• **TO DO**
Provide an exact reproduction of every entry.

_ _ _

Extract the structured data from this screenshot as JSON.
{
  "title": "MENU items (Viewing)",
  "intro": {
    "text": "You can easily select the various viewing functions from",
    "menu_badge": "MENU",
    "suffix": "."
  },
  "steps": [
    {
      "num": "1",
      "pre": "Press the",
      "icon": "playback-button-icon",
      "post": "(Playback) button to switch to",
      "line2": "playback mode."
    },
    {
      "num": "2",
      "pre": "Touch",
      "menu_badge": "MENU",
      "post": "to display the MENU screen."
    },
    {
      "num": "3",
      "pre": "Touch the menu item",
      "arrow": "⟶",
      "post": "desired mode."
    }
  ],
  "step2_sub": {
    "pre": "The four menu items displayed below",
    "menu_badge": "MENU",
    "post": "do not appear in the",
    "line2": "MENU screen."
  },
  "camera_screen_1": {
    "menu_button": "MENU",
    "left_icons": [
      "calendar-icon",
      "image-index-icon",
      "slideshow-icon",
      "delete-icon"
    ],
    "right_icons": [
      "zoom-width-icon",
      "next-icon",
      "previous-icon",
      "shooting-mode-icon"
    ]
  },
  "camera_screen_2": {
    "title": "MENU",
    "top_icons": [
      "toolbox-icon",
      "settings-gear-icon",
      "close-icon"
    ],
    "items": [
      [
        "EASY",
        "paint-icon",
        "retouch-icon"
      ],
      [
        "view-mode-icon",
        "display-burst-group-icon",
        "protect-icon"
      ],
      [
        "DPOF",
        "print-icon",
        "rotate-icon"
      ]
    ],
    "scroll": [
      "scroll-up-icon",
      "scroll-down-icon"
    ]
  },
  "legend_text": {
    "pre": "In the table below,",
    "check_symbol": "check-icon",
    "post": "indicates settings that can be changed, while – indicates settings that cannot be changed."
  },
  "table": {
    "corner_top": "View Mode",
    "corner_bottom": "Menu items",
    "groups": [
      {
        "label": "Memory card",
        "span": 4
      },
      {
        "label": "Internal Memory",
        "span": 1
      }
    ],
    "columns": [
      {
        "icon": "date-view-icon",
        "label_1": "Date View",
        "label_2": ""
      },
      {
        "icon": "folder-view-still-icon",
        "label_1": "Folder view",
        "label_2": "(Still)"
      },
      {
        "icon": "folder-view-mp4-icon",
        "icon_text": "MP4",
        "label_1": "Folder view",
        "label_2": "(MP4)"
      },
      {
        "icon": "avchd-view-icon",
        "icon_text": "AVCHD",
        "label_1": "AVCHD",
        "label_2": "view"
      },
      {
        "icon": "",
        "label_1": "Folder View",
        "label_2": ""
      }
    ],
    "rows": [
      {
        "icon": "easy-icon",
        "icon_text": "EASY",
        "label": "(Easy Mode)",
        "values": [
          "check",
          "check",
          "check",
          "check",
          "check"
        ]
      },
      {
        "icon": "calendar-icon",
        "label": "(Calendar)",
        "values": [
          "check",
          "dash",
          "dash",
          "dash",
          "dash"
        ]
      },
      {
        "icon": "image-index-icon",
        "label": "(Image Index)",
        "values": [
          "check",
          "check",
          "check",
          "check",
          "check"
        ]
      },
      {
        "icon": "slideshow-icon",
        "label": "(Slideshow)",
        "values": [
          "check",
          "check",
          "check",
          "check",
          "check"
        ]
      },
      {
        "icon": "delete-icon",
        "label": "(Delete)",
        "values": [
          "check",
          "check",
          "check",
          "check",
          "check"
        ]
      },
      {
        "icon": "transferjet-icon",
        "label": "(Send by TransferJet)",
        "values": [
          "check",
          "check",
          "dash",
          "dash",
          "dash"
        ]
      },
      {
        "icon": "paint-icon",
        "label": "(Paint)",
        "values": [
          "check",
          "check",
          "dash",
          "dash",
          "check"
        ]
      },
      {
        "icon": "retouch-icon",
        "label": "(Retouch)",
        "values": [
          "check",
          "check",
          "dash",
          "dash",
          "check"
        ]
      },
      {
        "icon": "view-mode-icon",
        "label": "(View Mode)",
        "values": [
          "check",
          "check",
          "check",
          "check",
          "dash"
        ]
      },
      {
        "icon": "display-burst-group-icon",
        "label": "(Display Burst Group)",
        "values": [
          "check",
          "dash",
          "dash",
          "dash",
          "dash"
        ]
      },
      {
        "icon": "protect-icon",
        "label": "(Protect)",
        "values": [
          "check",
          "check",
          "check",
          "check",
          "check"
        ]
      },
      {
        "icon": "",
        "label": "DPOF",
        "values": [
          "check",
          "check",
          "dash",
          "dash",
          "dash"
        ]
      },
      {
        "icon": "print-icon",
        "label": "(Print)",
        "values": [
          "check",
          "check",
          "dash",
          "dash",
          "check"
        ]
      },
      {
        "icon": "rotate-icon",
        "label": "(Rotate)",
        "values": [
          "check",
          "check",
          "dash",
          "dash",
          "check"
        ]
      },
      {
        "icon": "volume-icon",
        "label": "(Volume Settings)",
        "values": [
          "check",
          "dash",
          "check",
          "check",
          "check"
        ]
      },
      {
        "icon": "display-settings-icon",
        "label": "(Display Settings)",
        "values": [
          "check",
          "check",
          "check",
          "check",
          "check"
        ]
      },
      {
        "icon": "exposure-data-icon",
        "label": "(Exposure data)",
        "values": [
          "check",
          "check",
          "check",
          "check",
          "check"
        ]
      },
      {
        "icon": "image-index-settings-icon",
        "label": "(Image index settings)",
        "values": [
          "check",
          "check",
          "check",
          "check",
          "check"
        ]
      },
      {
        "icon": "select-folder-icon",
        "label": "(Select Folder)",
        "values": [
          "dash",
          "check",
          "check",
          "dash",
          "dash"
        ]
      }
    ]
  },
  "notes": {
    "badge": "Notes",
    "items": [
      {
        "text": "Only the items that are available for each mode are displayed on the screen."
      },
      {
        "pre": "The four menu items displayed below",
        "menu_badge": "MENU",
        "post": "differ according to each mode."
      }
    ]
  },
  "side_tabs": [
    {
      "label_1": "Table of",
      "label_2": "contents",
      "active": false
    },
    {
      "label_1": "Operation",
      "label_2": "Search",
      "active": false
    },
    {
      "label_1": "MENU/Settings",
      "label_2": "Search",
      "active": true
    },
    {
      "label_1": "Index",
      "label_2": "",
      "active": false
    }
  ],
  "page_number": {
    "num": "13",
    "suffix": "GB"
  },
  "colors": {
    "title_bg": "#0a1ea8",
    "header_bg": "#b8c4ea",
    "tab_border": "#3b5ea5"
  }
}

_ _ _

• **OUTPUT FOR THIS TASK**
Extract the structured data from this screenshot as JSON.
{
  "title": "MENU items (Viewing)",
  "intro": {
    "text": "You can easily select the various viewing functions from",
    "menu_badge": "MENU",
    "suffix": "."
  },
  "steps": [
    {
      "num": "1",
      "pre": "Press the",
      "icon": "playback-button-icon",
      "post": "(Playback) button to switch to",
      "line2": "playback mode."
    },
    {
      "num": "2",
      "pre": "Touch",
      "menu_badge": "MENU",
      "post": "to display the MENU screen."
    },
    {
      "num": "3",
      "pre": "Touch the menu item",
      "arrow": "⟶",
      "post": "desired mode."
    }
  ],
  "step2_sub": {
    "pre": "The four menu items displayed below",
    "menu_badge": "MENU",
    "post": "do not appear in the",
    "line2": "MENU screen."
  },
  "camera_screen_1": {
    "menu_button": "MENU",
    "left_icons": [
      "calendar-icon",
      "image-index-icon",
      "slideshow-icon",
      "delete-icon"
    ],
    "right_icons": [
      "zoom-width-icon",
      "next-icon",
      "previous-icon",
      "shooting-mode-icon"
    ]
  },
  "camera_screen_2": {
    "title": "MENU",
    "top_icons": [
      "toolbox-icon",
      "settings-gear-icon",
      "close-icon"
    ],
    "items": [
      [
        "EASY",
        "paint-icon",
        "retouch-icon"
      ],
      [
        "view-mode-icon",
        "display-burst-group-icon",
        "protect-icon"
      ],
      [
        "DPOF",
        "print-icon",
        "rotate-icon"
      ]
    ],
    "scroll": [
      "scroll-up-icon",
      "scroll-down-icon"
    ]
  },
  "legend_text": {
    "pre": "In the table below,",
    "check_symbol": "check-icon",
    "post": "indicates settings that can be changed, while – indicates settings that cannot be changed."
  },
  "table": {
    "corner_top": "View Mode",
    "corner_bottom": "Menu items",
    "groups": [
      {
        "label": "Memory card",
        "span": 4
      },
      {
        "label": "Internal Memory",
        "span": 1
      }
    ],
    "columns": [
      {
        "icon": "date-view-icon",
        "label_1": "Date View",
        "label_2": ""
      },
      {
        "icon": "folder-view-still-icon",
        "label_1": "Folder view",
        "label_2": "(Still)"
      },
      {
        "icon": "folder-view-mp4-icon",
        "icon_text": "MP4",
        "label_1": "Folder view",
        "label_2": "(MP4)"
      },
      {
        "icon": "avchd-view-icon",
        "icon_text": "AVCHD",
        "label_1": "AVCHD",
        "label_2": "view"
      },
      {
        "icon": "",
        "label_1": "Folder View",
        "label_2": ""
      }
    ],
    "rows": [
      {
        "icon": "easy-icon",
        "icon_text": "EASY",
        "label": "(Easy Mode)",
        "values": [
          "check",
          "check",
          "check",
          "check",
          "check"
        ]
      },
      {
        "icon": "calendar-icon",
        "label": "(Calendar)",
        "values": [
          "check",
          "dash",
          "dash",
          "dash",
          "dash"
        ]
      },
      {
        "icon": "image-index-icon",
        "label": "(Image Index)",
        "values": [
          "check",
          "check",
          "check",
          "check",
          "check"
        ]
      },
      {
        "icon": "slideshow-icon",
        "label": "(Slideshow)",
        "values": [
          "check",
          "check",
          "check",
          "check",
          "check"
        ]
      },
      {
        "icon": "delete-icon",
        "label": "(Delete)",
        "values": [
          "check",
          "check",
          "check",
          "check",
          "check"
        ]
      },
      {
        "icon": "transferjet-icon",
        "label": "(Send by TransferJet)",
        "values": [
          "check",
          "check",
          "dash",
          "dash",
          "dash"
        ]
      },
      {
        "icon": "paint-icon",
        "label": "(Paint)",
        "values": [
          "check",
          "check",
          "dash",
          "dash",
          "check"
        ]
      },
      {
        "icon": "retouch-icon",
        "label": "(Retouch)",
        "values": [
          "check",
          "check",
          "dash",
          "dash",
          "check"
        ]
      },
      {
        "icon": "view-mode-icon",
        "label": "(View Mode)",
        "values": [
          "check",
          "check",
          "check",
          "check",
          "dash"
        ]
      },
      {
        "icon": "display-burst-group-icon",
        "label": "(Display Burst Group)",
        "values": [
          "check",
          "dash",
          "dash",
          "dash",
          "dash"
        ]
      },
      {
        "icon": "protect-icon",
        "label": "(Protect)",
        "values": [
          "check",
          "check",
          "check",
          "check",
          "check"
        ]
      },
      {
        "icon": "",
        "label": "DPOF",
        "values": [
          "check",
          "check",
          "dash",
          "dash",
          "dash"
        ]
      },
      {
        "icon": "print-icon",
        "label": "(Print)",
        "values": [
          "check",
          "check",
          "dash",
          "dash",
          "check"
        ]
      },
      {
        "icon": "rotate-icon",
        "label": "(Rotate)",
        "values": [
          "check",
          "check",
          "dash",
          "dash",
          "check"
        ]
      },
      {
        "icon": "volume-icon",
        "label": "(Volume Settings)",
        "values": [
          "check",
          "dash",
          "check",
          "check",
          "check"
        ]
      },
      {
        "icon": "display-settings-icon",
        "label": "(Display Settings)",
        "values": [
          "check",
          "check",
          "check",
          "check",
          "check"
        ]
      },
      {
        "icon": "exposure-data-icon",
        "label": "(Exposure data)",
        "values": [
          "check",
          "check",
          "check",
          "check",
          "check"
        ]
      },
      {
        "icon": "image-index-settings-icon",
        "label": "(Image index settings)",
        "values": [
          "check",
          "check",
          "check",
          "check",
          "check"
        ]
      },
      {
        "icon": "select-folder-icon",
        "label": "(Select Folder)",
        "values": [
          "dash",
          "check",
          "check",
          "dash",
          "dash"
        ]
      }
    ]
  },
  "notes": {
    "badge": "Notes",
    "items": [
      {
        "text": "Only the items that are available for each mode are displayed on the screen."
      },
      {
        "pre": "The four menu items displayed below",
        "menu_badge": "MENU",
        "post": "differ according to each mode."
      }
    ]
  },
  "side_tabs": [
    {
      "label_1": "Table of",
      "label_2": "contents",
      "active": false
    },
    {
      "label_1": "Operation",
      "label_2": "Search",
      "active": false
    },
    {
      "label_1": "MENU/Settings",
      "label_2": "Search",
      "active": true
    },
    {
      "label_1": "Index",
      "label_2": "",
      "active": false
    }
  ],
  "page_number": {
    "num": "13",
    "suffix": "GB"
  },
  "colors": {
    "title_bg": "#0a1ea8",
    "header_bg": "#b8c4ea",
    "tab_border": "#3b5ea5"
  }
}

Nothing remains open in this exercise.